■ Prompt ■
Please retype the records below exactly, leaving out any pictures.

(Data excerpts)
::::::::

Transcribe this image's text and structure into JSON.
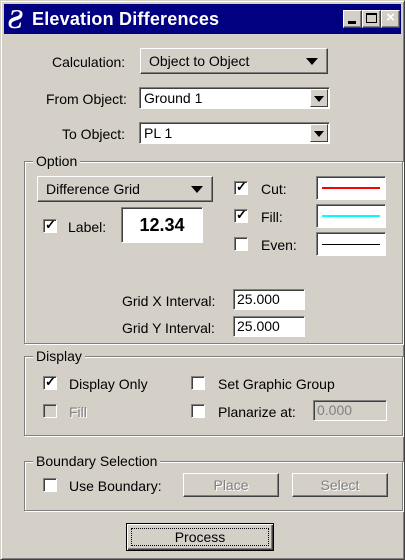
{
  "window": {
    "title": "Elevation Differences",
    "app_icon": "geopak-logo-icon"
  },
  "calculation": {
    "label": "Calculation:",
    "value": "Object to Object"
  },
  "from_object": {
    "label": "From Object:",
    "value": "Ground 1"
  },
  "to_object": {
    "label": "To Object:",
    "value": "PL 1"
  },
  "option": {
    "legend": "Option",
    "mode": "Difference Grid",
    "label_checkbox": {
      "label": "Label:",
      "checked": true
    },
    "label_preview": "12.34",
    "cut": {
      "label": "Cut:",
      "checked": true,
      "color": "#ff0000"
    },
    "fill": {
      "label": "Fill:",
      "checked": true,
      "color": "#00ffff"
    },
    "even": {
      "label": "Even:",
      "checked": false,
      "color": "#000000"
    },
    "grid_x": {
      "label": "Grid X Interval:",
      "value": "25.000"
    },
    "grid_y": {
      "label": "Grid Y Interval:",
      "value": "25.000"
    }
  },
  "display": {
    "legend": "Display",
    "display_only": {
      "label": "Display Only",
      "checked": true
    },
    "fill": {
      "label": "Fill",
      "checked": false,
      "disabled": true
    },
    "set_graphic_group": {
      "label": "Set Graphic Group",
      "checked": false
    },
    "planarize": {
      "label": "Planarize at:",
      "checked": false,
      "value": "0.000"
    }
  },
  "boundary": {
    "legend": "Boundary Selection",
    "use_boundary": {
      "label": "Use Boundary:",
      "checked": false
    },
    "place_label": "Place",
    "select_label": "Select"
  },
  "process_label": "Process"
}
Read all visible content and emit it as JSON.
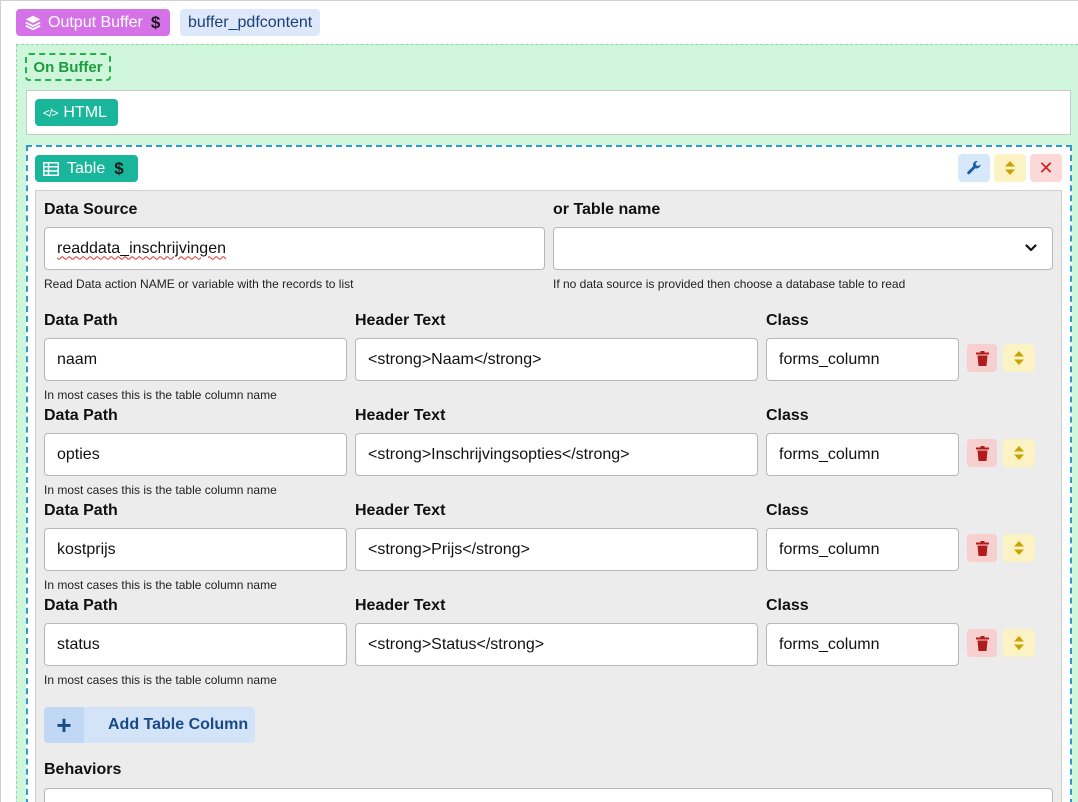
{
  "header": {
    "badge_label": "Output Buffer",
    "badge_dollar": "$",
    "variable_chip": "buffer_pdfcontent"
  },
  "on_buffer": {
    "label": "On Buffer"
  },
  "html_block": {
    "label": "HTML",
    "icon": "code-icon"
  },
  "table_block": {
    "label": "Table",
    "dollar": "$",
    "tools": {
      "wrench": "wrench-icon",
      "move": "move-icon",
      "close": "✕"
    }
  },
  "data_source": {
    "label": "Data Source",
    "value": "readdata_inschrijvingen",
    "help": "Read Data action NAME or variable with the records to list"
  },
  "table_name": {
    "label": "or Table name",
    "value": "",
    "help": "If no data source is provided then choose a database table to read"
  },
  "columns": [
    {
      "path_label": "Data Path",
      "path": "naam",
      "header_label": "Header Text",
      "header": "<strong>Naam</strong>",
      "class_label": "Class",
      "class": "forms_column",
      "help": "In most cases this is the table column name"
    },
    {
      "path_label": "Data Path",
      "path": "opties",
      "header_label": "Header Text",
      "header": "<strong>Inschrijvingsopties</strong>",
      "class_label": "Class",
      "class": "forms_column",
      "help": "In most cases this is the table column name"
    },
    {
      "path_label": "Data Path",
      "path": "kostprijs",
      "header_label": "Header Text",
      "header": "<strong>Prijs</strong>",
      "class_label": "Class",
      "class": "forms_column",
      "help": "In most cases this is the table column name"
    },
    {
      "path_label": "Data Path",
      "path": "status",
      "header_label": "Header Text",
      "header": "<strong>Status</strong>",
      "class_label": "Class",
      "class": "forms_column",
      "help": "In most cases this is the table column name"
    }
  ],
  "add_column": {
    "icon": "+",
    "label": "Add Table Column"
  },
  "behaviors": {
    "label": "Behaviors"
  },
  "colors": {
    "output_buffer": "#d672e8",
    "badge_teal": "#19b69c",
    "green_bg": "#cff6da",
    "table_border": "#2c9bd3",
    "delete_red": "#b01c1c",
    "move_yellow": "#c9a400"
  }
}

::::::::

■ Answer to the exercise ■
Transcribe this image's text and structure into JSON.
{
  "window": {
    "title": "Elevation Differences",
    "app_icon": "geopak-logo-icon"
  },
  "calculation": {
    "label": "Calculation:",
    "value": "Object to Object"
  },
  "from_object": {
    "label": "From Object:",
    "value": "Ground 1"
  },
  "to_object": {
    "label": "To Object:",
    "value": "PL 1"
  },
  "option": {
    "legend": "Option",
    "mode": "Difference Grid",
    "label_checkbox": {
      "label": "Label:",
      "checked": true
    },
    "label_preview": "12.34",
    "cut": {
      "label": "Cut:",
      "checked": true,
      "color": "#ff0000"
    },
    "fill": {
      "label": "Fill:",
      "checked": true,
      "color": "#00ffff"
    },
    "even": {
      "label": "Even:",
      "checked": false,
      "color": "#000000"
    },
    "grid_x": {
      "label": "Grid X Interval:",
      "value": "25.000"
    },
    "grid_y": {
      "label": "Grid Y Interval:",
      "value": "25.000"
    }
  },
  "display": {
    "legend": "Display",
    "display_only": {
      "label": "Display Only",
      "checked": true
    },
    "fill": {
      "label": "Fill",
      "checked": false,
      "disabled": true
    },
    "set_graphic_group": {
      "label": "Set Graphic Group",
      "checked": false
    },
    "planarize": {
      "label": "Planarize at:",
      "checked": false,
      "value": "0.000"
    }
  },
  "boundary": {
    "legend": "Boundary Selection",
    "use_boundary": {
      "label": "Use Boundary:",
      "checked": false
    },
    "place_label": "Place",
    "select_label": "Select"
  },
  "process_label": "Process"
}
Read all visible content and emit it as JSON.
{
  "header": {
    "badge_label": "Output Buffer",
    "badge_dollar": "$",
    "variable_chip": "buffer_pdfcontent"
  },
  "on_buffer": {
    "label": "On Buffer"
  },
  "html_block": {
    "label": "HTML",
    "icon": "code-icon"
  },
  "table_block": {
    "label": "Table",
    "dollar": "$",
    "tools": {
      "wrench": "wrench-icon",
      "move": "move-icon",
      "close": "✕"
    }
  },
  "data_source": {
    "label": "Data Source",
    "value": "readdata_inschrijvingen",
    "help": "Read Data action NAME or variable with the records to list"
  },
  "table_name": {
    "label": "or Table name",
    "value": "",
    "help": "If no data source is provided then choose a database table to read"
  },
  "columns": [
    {
      "path_label": "Data Path",
      "path": "naam",
      "header_label": "Header Text",
      "header": "<strong>Naam</strong>",
      "class_label": "Class",
      "class": "forms_column",
      "help": "In most cases this is the table column name"
    },
    {
      "path_label": "Data Path",
      "path": "opties",
      "header_label": "Header Text",
      "header": "<strong>Inschrijvingsopties</strong>",
      "class_label": "Class",
      "class": "forms_column",
      "help": "In most cases this is the table column name"
    },
    {
      "path_label": "Data Path",
      "path": "kostprijs",
      "header_label": "Header Text",
      "header": "<strong>Prijs</strong>",
      "class_label": "Class",
      "class": "forms_column",
      "help": "In most cases this is the table column name"
    },
    {
      "path_label": "Data Path",
      "path": "status",
      "header_label": "Header Text",
      "header": "<strong>Status</strong>",
      "class_label": "Class",
      "class": "forms_column",
      "help": "In most cases this is the table column name"
    }
  ],
  "add_column": {
    "icon": "+",
    "label": "Add Table Column"
  },
  "behaviors": {
    "label": "Behaviors"
  },
  "colors": {
    "output_buffer": "#d672e8",
    "badge_teal": "#19b69c",
    "green_bg": "#cff6da",
    "table_border": "#2c9bd3",
    "delete_red": "#b01c1c",
    "move_yellow": "#c9a400"
  }
}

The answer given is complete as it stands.